* EXERCISE OBJECTIVE: From the entries below, copy every line holding the word "true".

* RECORDS FOR PROCESSING:
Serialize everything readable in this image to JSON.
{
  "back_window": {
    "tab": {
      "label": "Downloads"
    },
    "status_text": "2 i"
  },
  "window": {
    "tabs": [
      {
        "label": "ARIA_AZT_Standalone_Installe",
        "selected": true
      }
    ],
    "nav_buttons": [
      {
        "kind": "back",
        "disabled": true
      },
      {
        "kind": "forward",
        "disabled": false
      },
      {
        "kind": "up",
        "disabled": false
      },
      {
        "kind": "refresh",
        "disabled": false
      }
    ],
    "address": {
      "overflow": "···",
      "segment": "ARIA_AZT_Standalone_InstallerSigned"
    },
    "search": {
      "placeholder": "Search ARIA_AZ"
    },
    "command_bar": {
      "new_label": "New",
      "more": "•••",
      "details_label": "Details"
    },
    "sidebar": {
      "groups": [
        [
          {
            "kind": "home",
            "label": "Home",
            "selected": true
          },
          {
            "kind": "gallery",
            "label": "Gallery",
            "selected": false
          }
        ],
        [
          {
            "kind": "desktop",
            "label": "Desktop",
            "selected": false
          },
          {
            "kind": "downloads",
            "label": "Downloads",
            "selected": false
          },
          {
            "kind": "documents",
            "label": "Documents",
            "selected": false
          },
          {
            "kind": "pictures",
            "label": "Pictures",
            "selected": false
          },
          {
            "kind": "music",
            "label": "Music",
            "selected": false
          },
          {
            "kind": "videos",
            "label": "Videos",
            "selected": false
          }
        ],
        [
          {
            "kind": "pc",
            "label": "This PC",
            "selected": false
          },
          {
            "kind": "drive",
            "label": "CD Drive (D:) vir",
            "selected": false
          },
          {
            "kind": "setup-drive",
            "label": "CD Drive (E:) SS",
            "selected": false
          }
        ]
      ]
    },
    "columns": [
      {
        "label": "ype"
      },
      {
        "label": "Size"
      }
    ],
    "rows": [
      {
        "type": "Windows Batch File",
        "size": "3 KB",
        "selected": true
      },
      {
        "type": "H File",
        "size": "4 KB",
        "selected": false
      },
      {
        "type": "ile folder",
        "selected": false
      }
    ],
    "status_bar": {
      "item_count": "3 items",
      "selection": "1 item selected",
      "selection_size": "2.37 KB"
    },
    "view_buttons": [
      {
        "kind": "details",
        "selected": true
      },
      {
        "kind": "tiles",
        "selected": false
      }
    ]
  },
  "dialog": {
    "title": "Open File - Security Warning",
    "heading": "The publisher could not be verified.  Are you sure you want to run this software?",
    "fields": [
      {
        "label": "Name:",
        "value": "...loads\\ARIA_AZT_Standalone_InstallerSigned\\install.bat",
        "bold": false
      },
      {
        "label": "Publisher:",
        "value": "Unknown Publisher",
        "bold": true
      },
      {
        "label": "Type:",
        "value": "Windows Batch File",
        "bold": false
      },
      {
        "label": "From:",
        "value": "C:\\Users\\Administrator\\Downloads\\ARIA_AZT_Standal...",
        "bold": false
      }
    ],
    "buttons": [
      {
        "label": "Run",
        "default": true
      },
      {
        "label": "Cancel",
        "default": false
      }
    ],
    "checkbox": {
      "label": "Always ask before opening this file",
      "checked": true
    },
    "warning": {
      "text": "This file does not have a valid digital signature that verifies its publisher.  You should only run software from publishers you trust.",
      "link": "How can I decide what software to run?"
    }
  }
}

* ANSWER SPACE:
        "selected": true
        "disabled": true
            "selected": true
        "selected": true
        "selected": true
        "bold": true
        "default": true
      "checked": true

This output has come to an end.